The records sit below this line. Repeat all of them exactly.

[Opening Data provided section]

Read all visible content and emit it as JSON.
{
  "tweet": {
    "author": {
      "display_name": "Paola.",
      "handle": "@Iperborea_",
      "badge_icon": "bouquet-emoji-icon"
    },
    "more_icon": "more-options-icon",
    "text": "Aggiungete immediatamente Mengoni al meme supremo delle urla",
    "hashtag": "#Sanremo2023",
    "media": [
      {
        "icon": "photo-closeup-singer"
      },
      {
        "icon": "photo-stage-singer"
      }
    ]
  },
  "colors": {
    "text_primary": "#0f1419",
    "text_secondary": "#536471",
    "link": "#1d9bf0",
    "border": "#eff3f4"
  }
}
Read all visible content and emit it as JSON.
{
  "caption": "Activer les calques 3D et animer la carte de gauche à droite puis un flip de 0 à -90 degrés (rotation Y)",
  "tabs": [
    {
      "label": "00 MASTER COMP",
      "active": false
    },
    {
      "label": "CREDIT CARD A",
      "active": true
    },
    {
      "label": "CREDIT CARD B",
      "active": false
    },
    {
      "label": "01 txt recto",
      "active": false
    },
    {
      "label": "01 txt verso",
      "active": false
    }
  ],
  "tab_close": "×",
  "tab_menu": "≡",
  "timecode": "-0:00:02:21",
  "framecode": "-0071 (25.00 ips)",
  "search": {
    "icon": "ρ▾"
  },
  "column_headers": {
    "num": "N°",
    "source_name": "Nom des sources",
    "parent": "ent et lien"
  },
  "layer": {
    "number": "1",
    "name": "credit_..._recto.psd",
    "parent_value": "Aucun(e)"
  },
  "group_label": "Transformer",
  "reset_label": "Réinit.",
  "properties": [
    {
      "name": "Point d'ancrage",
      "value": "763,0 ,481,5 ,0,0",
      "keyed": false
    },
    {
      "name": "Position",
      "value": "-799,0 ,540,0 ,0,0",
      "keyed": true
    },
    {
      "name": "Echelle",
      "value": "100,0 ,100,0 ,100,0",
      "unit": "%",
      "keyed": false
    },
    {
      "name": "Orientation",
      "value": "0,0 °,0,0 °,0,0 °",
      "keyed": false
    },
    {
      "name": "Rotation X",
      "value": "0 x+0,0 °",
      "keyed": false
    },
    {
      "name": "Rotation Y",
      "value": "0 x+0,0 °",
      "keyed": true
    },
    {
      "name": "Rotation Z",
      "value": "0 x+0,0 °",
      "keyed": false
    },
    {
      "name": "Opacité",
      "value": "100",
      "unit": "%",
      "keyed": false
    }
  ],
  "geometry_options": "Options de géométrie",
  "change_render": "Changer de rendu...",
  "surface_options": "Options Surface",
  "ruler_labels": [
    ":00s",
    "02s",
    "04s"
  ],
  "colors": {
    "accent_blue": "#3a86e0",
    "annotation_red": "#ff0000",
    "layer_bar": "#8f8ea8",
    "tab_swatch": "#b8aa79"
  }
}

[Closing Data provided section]

◆ Solution below
Read all visible content and emit it as JSON.
{
  "tweet": {
    "author": {
      "display_name": "Paola.",
      "handle": "@Iperborea_",
      "badge_icon": "bouquet-emoji-icon"
    },
    "more_icon": "more-options-icon",
    "text": "Aggiungete immediatamente Mengoni al meme supremo delle urla",
    "hashtag": "#Sanremo2023",
    "media": [
      {
        "icon": "photo-closeup-singer"
      },
      {
        "icon": "photo-stage-singer"
      }
    ]
  },
  "colors": {
    "text_primary": "#0f1419",
    "text_secondary": "#536471",
    "link": "#1d9bf0",
    "border": "#eff3f4"
  }
}
Read all visible content and emit it as JSON.
{
  "caption": "Activer les calques 3D et animer la carte de gauche à droite puis un flip de 0 à -90 degrés (rotation Y)",
  "tabs": [
    {
      "label": "00 MASTER COMP",
      "active": false
    },
    {
      "label": "CREDIT CARD A",
      "active": true
    },
    {
      "label": "CREDIT CARD B",
      "active": false
    },
    {
      "label": "01 txt recto",
      "active": false
    },
    {
      "label": "01 txt verso",
      "active": false
    }
  ],
  "tab_close": "×",
  "tab_menu": "≡",
  "timecode": "-0:00:02:21",
  "framecode": "-0071 (25.00 ips)",
  "search": {
    "icon": "ρ▾"
  },
  "column_headers": {
    "num": "N°",
    "source_name": "Nom des sources",
    "parent": "ent et lien"
  },
  "layer": {
    "number": "1",
    "name": "credit_..._recto.psd",
    "parent_value": "Aucun(e)"
  },
  "group_label": "Transformer",
  "reset_label": "Réinit.",
  "properties": [
    {
      "name": "Point d'ancrage",
      "value": "763,0 ,481,5 ,0,0",
      "keyed": false
    },
    {
      "name": "Position",
      "value": "-799,0 ,540,0 ,0,0",
      "keyed": true
    },
    {
      "name": "Echelle",
      "value": "100,0 ,100,0 ,100,0",
      "unit": "%",
      "keyed": false
    },
    {
      "name": "Orientation",
      "value": "0,0 °,0,0 °,0,0 °",
      "keyed": false
    },
    {
      "name": "Rotation X",
      "value": "0 x+0,0 °",
      "keyed": false
    },
    {
      "name": "Rotation Y",
      "value": "0 x+0,0 °",
      "keyed": true
    },
    {
      "name": "Rotation Z",
      "value": "0 x+0,0 °",
      "keyed": false
    },
    {
      "name": "Opacité",
      "value": "100",
      "unit": "%",
      "keyed": false
    }
  ],
  "geometry_options": "Options de géométrie",
  "change_render": "Changer de rendu...",
  "surface_options": "Options Surface",
  "ruler_labels": [
    ":00s",
    "02s",
    "04s"
  ],
  "colors": {
    "accent_blue": "#3a86e0",
    "annotation_red": "#ff0000",
    "layer_bar": "#8f8ea8",
    "tab_swatch": "#b8aa79"
  }
}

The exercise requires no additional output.